But the hard reality is that the institutions that created this mess have to take their losses — no doubt huge losses in many cases — if we're to have any chance of avoiding a deep recession that drags on for years.
Some will be wiped out in the process, but propping up firms that have massive -- and not entirely known -- quantities of so-called toxic securities on their books only delays the inevitable day of reckoning.
The rot has spread far beyond real estate, but that offers a nice concrete example of the danger of keeping Big Finance from taking its lumps. So far, their lobbyists have fought off attempts to force them to renegotiate mortgages, especially plans that call for writing down the value of the loans to reflect the post-bubble market. This is understandable. But the reality is that there are a lot of homes "under water" — that is, worth less than the value of their mortgages — and a lot of mortgages with "teaser rates" are about to adjust upward. Foreclosures only drive down the value of the whole market further -- who wants to pay today's fair value when two other houses on the same street are headed toward foreclosure and might be had for a song in a few months?
The justification for creating the big bailout honeypot for Wall Street was that banks are hoarding money, causing a "credit crunch" that's killing the whole economy. But that’s only true to a point; while financial institutions are holding cash, including, reportedly, those billions they gouged from the taxpayers, they appear to be doing so to protect their balance sheets, and in some cases, to fund mergers. The bigger problem -- one the bailout is hardly touching -- is that trillions in home equity and retirement accounts have vanished, and there aren’t a lot of people — or firms — looking to borrow money to buy stuff or expand right now.
Economist Dean Baker explains the dominance of the "credit crunch" narrative like this:
The media "largely ignored the growth of an $8 trillion housing bubble, by far the most important economic phenomenon of the decade. Now that it has burst and sent consumption plummeting, they are blaming the economic collapse on a 'credit crunch' instead of the more obvious problem that consumers just lost $6 trillion of housing wealth and another $8 trillion of stock wealth."

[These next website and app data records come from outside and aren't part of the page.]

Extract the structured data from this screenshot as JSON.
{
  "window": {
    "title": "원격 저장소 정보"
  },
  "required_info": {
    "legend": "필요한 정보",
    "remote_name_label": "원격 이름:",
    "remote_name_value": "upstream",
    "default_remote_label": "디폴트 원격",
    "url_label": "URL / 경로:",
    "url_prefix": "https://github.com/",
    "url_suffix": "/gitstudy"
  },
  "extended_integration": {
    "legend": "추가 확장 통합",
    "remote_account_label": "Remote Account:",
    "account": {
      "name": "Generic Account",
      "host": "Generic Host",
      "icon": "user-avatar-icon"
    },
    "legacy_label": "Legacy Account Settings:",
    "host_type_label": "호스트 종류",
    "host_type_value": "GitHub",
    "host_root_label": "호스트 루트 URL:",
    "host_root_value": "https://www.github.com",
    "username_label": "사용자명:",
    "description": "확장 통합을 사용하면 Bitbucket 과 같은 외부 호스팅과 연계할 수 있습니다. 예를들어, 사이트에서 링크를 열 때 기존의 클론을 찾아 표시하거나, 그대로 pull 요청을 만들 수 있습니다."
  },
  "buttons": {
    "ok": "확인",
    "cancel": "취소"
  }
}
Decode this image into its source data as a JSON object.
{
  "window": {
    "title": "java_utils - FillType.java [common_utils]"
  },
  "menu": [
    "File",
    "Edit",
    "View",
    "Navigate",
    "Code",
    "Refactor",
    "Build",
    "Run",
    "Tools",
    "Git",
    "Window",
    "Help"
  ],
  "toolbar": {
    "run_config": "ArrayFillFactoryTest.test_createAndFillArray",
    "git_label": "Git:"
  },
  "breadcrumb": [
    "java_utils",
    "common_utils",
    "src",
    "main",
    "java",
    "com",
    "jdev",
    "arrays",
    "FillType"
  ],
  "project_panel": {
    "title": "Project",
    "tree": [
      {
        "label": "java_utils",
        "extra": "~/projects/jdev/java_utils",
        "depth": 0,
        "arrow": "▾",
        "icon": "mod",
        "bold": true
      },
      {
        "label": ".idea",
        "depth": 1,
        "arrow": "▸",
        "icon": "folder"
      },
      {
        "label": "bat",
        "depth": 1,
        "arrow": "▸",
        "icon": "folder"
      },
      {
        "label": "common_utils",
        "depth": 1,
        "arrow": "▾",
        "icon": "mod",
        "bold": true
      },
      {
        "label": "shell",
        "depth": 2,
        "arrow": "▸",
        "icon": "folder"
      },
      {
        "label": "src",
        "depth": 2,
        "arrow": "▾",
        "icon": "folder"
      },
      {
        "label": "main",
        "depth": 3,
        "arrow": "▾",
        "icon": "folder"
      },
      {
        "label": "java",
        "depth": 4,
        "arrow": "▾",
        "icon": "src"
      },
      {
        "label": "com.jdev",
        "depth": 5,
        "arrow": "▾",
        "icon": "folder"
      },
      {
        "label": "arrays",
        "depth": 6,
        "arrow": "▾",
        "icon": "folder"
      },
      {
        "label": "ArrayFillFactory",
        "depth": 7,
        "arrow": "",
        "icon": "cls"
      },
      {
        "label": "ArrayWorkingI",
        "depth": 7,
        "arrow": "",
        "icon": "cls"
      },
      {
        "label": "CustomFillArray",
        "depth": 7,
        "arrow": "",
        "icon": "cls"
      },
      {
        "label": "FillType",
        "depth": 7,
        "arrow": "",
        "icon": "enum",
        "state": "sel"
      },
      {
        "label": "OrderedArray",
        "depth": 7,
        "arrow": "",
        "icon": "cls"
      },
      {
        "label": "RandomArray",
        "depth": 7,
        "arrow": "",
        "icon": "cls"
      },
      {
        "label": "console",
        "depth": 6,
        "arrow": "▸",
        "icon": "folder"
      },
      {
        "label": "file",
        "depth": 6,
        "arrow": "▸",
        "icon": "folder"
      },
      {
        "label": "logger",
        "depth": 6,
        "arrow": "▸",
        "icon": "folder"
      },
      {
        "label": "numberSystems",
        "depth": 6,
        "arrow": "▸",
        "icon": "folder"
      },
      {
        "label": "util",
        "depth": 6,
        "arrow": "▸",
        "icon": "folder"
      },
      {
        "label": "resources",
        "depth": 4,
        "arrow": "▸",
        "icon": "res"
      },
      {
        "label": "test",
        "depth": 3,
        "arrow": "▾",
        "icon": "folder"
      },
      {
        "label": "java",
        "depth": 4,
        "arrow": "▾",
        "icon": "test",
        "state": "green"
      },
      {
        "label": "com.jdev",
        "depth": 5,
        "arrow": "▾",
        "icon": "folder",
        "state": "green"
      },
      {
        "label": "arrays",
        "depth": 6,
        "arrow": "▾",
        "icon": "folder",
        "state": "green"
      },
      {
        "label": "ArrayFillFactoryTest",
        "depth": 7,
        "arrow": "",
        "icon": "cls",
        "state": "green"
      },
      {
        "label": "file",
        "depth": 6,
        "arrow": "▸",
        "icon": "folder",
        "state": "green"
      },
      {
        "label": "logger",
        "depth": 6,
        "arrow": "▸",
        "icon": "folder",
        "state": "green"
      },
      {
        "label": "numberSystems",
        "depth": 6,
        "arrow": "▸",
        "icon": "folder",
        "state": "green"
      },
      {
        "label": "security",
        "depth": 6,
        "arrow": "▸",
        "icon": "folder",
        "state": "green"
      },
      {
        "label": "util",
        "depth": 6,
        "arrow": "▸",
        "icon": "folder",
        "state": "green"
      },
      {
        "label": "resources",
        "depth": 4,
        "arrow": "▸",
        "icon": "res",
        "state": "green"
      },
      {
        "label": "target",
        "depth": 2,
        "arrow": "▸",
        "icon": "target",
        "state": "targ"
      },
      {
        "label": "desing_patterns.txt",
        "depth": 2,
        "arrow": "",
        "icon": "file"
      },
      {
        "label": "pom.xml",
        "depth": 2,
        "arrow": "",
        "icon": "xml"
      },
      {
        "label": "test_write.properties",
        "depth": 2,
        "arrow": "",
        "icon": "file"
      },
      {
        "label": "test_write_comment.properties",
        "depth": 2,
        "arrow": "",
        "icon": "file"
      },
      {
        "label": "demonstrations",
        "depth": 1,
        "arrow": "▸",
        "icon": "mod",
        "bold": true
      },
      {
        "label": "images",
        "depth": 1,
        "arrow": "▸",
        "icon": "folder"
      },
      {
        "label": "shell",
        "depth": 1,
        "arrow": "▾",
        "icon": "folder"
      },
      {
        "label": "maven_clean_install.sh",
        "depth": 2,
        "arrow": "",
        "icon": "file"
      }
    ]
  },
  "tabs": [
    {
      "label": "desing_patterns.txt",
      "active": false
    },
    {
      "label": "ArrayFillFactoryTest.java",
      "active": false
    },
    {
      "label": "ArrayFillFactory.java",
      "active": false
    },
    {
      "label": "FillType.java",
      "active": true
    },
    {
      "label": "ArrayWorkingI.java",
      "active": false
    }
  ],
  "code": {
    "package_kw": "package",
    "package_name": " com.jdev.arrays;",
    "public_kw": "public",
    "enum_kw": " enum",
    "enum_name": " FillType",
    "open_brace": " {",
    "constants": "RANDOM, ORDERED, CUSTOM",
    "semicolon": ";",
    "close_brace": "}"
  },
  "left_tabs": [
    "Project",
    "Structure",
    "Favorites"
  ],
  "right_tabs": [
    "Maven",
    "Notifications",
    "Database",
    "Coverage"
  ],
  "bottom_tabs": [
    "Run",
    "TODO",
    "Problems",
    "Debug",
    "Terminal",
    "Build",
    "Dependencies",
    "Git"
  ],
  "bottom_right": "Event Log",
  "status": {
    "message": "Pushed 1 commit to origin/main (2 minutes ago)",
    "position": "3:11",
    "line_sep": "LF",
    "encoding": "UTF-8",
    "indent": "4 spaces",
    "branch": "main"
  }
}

We hear a lot about banks not lending to one another these days -- another reason we have to buy up shares of their tanking stocks and guarantee their funky securities. But consider that as I write, a benchmark "interbank" lending rate (the LIBOR, if you care) is at its lowest point in history, meaning that banks aren’t, in fact, charging each other an arm and a leg for cash.
But, at the same time, William Prophet, an analyst at UBS, Switzerland’s biggest bank, told Bloomberg News that "the volume of loans apparently is still close to zero, and that hasn’t changed."